Work item >> Would you repeat, exactly as given, the line with "Transcribe this image's" and every line after it to the end of the entries?

Data shown >>
+--

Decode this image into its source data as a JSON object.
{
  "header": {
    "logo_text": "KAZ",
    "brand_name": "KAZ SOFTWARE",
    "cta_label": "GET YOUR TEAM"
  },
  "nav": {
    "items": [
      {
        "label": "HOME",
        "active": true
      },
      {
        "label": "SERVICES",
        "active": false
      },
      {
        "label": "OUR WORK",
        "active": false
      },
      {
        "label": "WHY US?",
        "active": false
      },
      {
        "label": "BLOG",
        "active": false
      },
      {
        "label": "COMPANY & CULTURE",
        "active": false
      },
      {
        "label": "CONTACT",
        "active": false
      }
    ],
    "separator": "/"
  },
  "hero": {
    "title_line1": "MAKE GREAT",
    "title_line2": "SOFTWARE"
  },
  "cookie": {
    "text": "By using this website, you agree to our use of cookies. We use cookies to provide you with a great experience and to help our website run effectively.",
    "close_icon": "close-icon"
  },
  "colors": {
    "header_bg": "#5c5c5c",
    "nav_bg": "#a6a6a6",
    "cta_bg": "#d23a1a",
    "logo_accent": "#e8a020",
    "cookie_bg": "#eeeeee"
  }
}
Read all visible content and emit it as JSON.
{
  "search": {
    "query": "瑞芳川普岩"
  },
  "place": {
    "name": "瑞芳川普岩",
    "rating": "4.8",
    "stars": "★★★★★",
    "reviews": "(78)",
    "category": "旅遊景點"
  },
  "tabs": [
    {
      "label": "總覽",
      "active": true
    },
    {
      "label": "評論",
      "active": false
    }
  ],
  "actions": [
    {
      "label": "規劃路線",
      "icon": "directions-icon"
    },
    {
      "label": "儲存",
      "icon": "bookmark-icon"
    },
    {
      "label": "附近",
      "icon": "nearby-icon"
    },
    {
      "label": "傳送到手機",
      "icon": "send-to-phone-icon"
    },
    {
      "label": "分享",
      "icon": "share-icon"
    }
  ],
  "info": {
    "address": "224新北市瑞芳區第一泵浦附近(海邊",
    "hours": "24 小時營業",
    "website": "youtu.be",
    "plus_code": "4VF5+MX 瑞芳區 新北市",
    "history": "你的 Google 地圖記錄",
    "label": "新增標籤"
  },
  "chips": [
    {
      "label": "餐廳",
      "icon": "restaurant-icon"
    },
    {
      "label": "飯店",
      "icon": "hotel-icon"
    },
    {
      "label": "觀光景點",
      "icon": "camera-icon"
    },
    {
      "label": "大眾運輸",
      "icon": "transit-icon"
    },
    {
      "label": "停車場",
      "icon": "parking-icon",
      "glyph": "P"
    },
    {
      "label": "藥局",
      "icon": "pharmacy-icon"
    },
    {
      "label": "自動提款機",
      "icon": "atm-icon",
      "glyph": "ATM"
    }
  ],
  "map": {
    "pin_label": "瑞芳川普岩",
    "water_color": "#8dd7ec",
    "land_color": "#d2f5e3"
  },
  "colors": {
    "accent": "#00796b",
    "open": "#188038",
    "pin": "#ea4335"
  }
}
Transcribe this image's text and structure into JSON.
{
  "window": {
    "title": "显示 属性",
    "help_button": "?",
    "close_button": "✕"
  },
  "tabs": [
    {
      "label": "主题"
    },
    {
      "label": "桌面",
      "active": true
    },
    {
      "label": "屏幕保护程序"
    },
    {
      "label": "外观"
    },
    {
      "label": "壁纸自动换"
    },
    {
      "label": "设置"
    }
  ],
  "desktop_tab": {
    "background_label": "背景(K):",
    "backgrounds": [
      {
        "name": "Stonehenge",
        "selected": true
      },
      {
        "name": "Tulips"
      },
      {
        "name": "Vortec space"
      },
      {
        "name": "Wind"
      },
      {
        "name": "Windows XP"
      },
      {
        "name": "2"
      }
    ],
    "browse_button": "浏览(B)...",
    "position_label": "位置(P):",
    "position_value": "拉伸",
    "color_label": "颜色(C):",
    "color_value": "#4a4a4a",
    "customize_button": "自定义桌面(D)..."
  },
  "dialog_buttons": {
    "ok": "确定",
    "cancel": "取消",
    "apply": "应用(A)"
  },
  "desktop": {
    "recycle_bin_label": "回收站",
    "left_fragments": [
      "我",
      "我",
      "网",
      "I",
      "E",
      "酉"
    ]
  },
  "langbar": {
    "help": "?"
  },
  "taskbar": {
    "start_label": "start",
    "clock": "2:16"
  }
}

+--

Expected answer >>
Transcribe this image's text and structure into JSON.
{
  "window": {
    "title": "显示 属性",
    "help_button": "?",
    "close_button": "✕"
  },
  "tabs": [
    {
      "label": "主题"
    },
    {
      "label": "桌面",
      "active": true
    },
    {
      "label": "屏幕保护程序"
    },
    {
      "label": "外观"
    },
    {
      "label": "壁纸自动换"
    },
    {
      "label": "设置"
    }
  ],
  "desktop_tab": {
    "background_label": "背景(K):",
    "backgrounds": [
      {
        "name": "Stonehenge",
        "selected": true
      },
      {
        "name": "Tulips"
      },
      {
        "name": "Vortec space"
      },
      {
        "name": "Wind"
      },
      {
        "name": "Windows XP"
      },
      {
        "name": "2"
      }
    ],
    "browse_button": "浏览(B)...",
    "position_label": "位置(P):",
    "position_value": "拉伸",
    "color_label": "颜色(C):",
    "color_value": "#4a4a4a",
    "customize_button": "自定义桌面(D)..."
  },
  "dialog_buttons": {
    "ok": "确定",
    "cancel": "取消",
    "apply": "应用(A)"
  },
  "desktop": {
    "recycle_bin_label": "回收站",
    "left_fragments": [
      "我",
      "我",
      "网",
      "I",
      "E",
      "酉"
    ]
  },
  "langbar": {
    "help": "?"
  },
  "taskbar": {
    "start_label": "start",
    "clock": "2:16"
  }
}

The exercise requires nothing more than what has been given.